LITTLE ROCK — A push to collect DNA samples from the relatives of missing people helped link the case of an east Arkansas man who disappeared in 2001 to a set of skeletal remains found in 2011, law enforcement officials said Friday.
Arkansas last year sponsored an event to collect genetic material in an effort to link DNA to some of the estimated 40,000 sets of unidentified remains found in the United States.
Attorney General Dustin McDaniel said Friday that DNA collected from relatives of Tommy Lee Newingham matched that from bones found in Memphis, Tenn. Newingham, from nearby Earle, disappeared shortly before his car was found in Memphis. His then-unidentified skeletal remains were found in 2011, not far from where his car had turned up.

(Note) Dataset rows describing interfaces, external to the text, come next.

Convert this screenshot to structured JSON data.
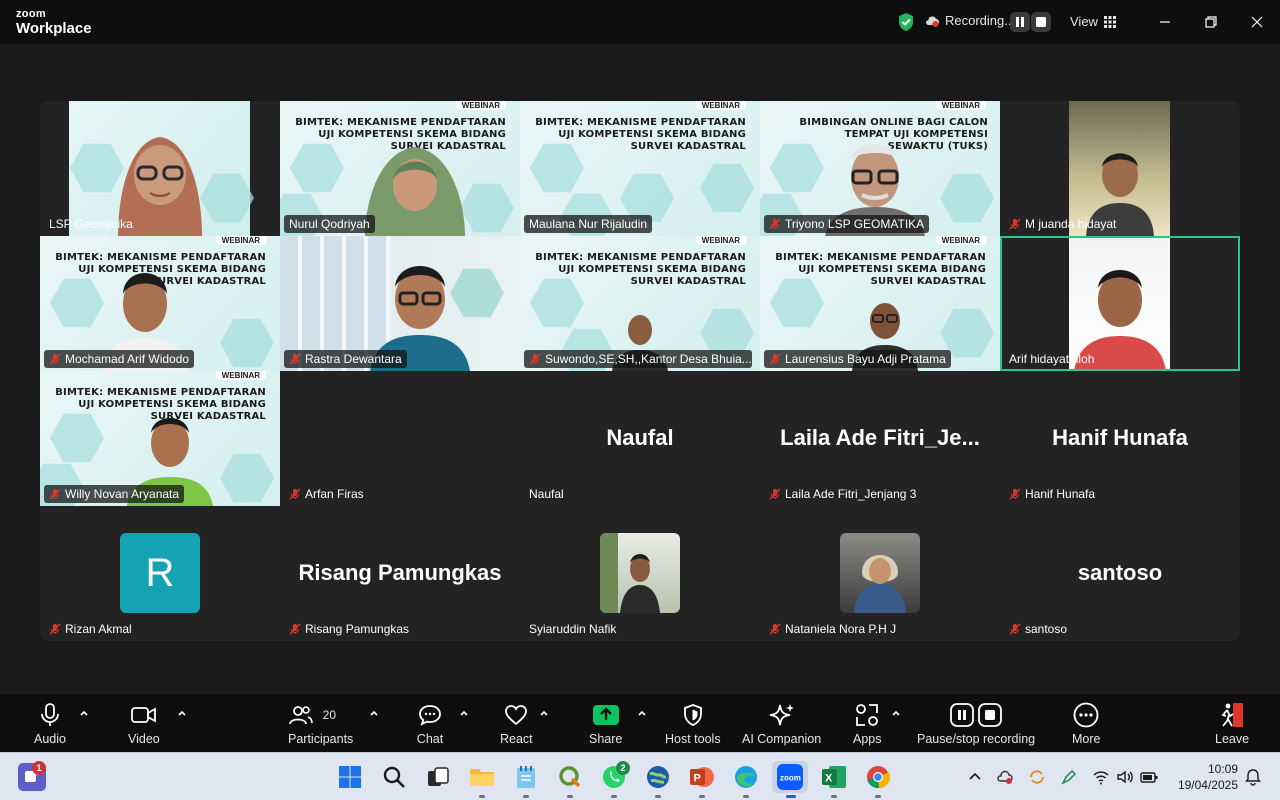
{
  "app": {
    "brand_top": "zoom",
    "brand_bottom": "Workplace"
  },
  "titlebar": {
    "recording_label": "Recording...",
    "view_label": "View"
  },
  "tiles": [
    {
      "name": "LSP Geomatika",
      "muted": false
    },
    {
      "name": "Nurul Qodriyah",
      "muted": false
    },
    {
      "name": "Maulana Nur Rijaludin",
      "muted": false
    },
    {
      "name": "Triyono LSP GEOMATIKA",
      "muted": true
    },
    {
      "name": "M juanda hidayat",
      "muted": true
    },
    {
      "name": "Mochamad Arif Widodo",
      "muted": true
    },
    {
      "name": "Rastra Dewantara",
      "muted": true
    },
    {
      "name": "Suwondo,SE,SH,,Kantor Desa Bhuia...",
      "muted": true
    },
    {
      "name": "Laurensius Bayu Adji Pratama",
      "muted": true
    },
    {
      "name": "Arif hidayatulloh",
      "muted": false
    },
    {
      "name": "Willy Novan Aryanata",
      "muted": true
    },
    {
      "name": "Arfan Firas",
      "muted": true
    },
    {
      "name": "Naufal",
      "muted": false,
      "display": "Naufal"
    },
    {
      "name": "Laila Ade Fitri_Jenjang 3",
      "muted": true,
      "display": "Laila  Ade  Fitri_Je..."
    },
    {
      "name": "Hanif Hunafa",
      "muted": true,
      "display": "Hanif  Hunafa"
    },
    {
      "name": "Rizan Akmal",
      "muted": true,
      "avatar_letter": "R"
    },
    {
      "name": "Risang Pamungkas",
      "muted": true,
      "display": "Risang  Pamungkas"
    },
    {
      "name": "Syiaruddin Nafik",
      "muted": false
    },
    {
      "name": "Nataniela Nora P.H J",
      "muted": true
    },
    {
      "name": "santoso",
      "muted": true,
      "display": "santoso"
    }
  ],
  "slides": {
    "webinar": "WEBINAR",
    "bimtek": [
      "BIMTEK: MEKANISME PENDAFTARAN",
      "UJI KOMPETENSI SKEMA BIDANG",
      "SURVEI KADASTRAL"
    ],
    "bimbingan": [
      "BIMBINGAN ONLINE BAGI CALON",
      "TEMPAT UJI KOMPETENSI",
      "SEWAKTU (TUKS)"
    ]
  },
  "toolbar": {
    "audio": "Audio",
    "video": "Video",
    "participants": "Participants",
    "participants_count": "20",
    "chat": "Chat",
    "react": "React",
    "share": "Share",
    "host_tools": "Host tools",
    "ai_companion": "AI Companion",
    "apps": "Apps",
    "pause_stop_recording": "Pause/stop recording",
    "more": "More",
    "leave": "Leave"
  },
  "taskbar": {
    "teams_badge": "1",
    "whatsapp_badge": "2",
    "time": "10:09",
    "date": "19/04/2025"
  },
  "colors": {
    "accent_green": "#22c98b",
    "leave_red": "#e0352b",
    "share_green": "#0ec461"
  }
}
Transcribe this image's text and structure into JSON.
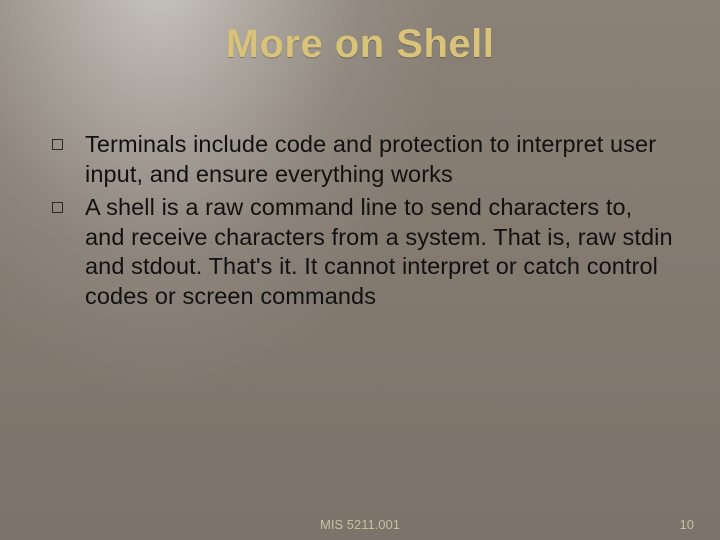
{
  "title": "More on Shell",
  "bullets": [
    "Terminals include code and protection to interpret user input, and ensure everything works",
    "A shell is a raw command line to send characters to, and receive characters from a system.  That is, raw stdin and stdout.  That's it.  It cannot interpret or catch control codes or screen commands"
  ],
  "footer": {
    "course": "MIS 5211.001",
    "page": "10"
  }
}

"I am grateful that the Newingham family can now begin to seek closure after 12 years of uncertainty," McDaniel said in a statement. "Through modern DNA analysis, our law enforcement agencies continue to solve these cases. However, there are more than 450 active missing persons cases in Arkansas alone, so there is much more work to be done."
While Arkansas has a small fraction of the nation’s missing persons reports, the DNA it collects is compared to information in a national database. Michigan and New York have had statewide events previously, and Arkansas hopes to hold another collection event this year.
Newingham’s remains were identified Wednesday based on samples some of his relatives provided to Arkansas’ crime lab last year.
Memphis police spokeswoman Sgt. Karen Rudolph said Friday they had not figured out how Newingham died.
Mike Callender, the chief investigator for the Crittenden County sheriff in east Arkansas, said he visited Newingham’s family Thursday.
"Even though they had resigned themselves to the fact several years ago that Tommy was dead, there’s always a momma’s uncertainly and a hope that maybe, just maybe, he would turn up," Callender said. "But with this there’s some closure."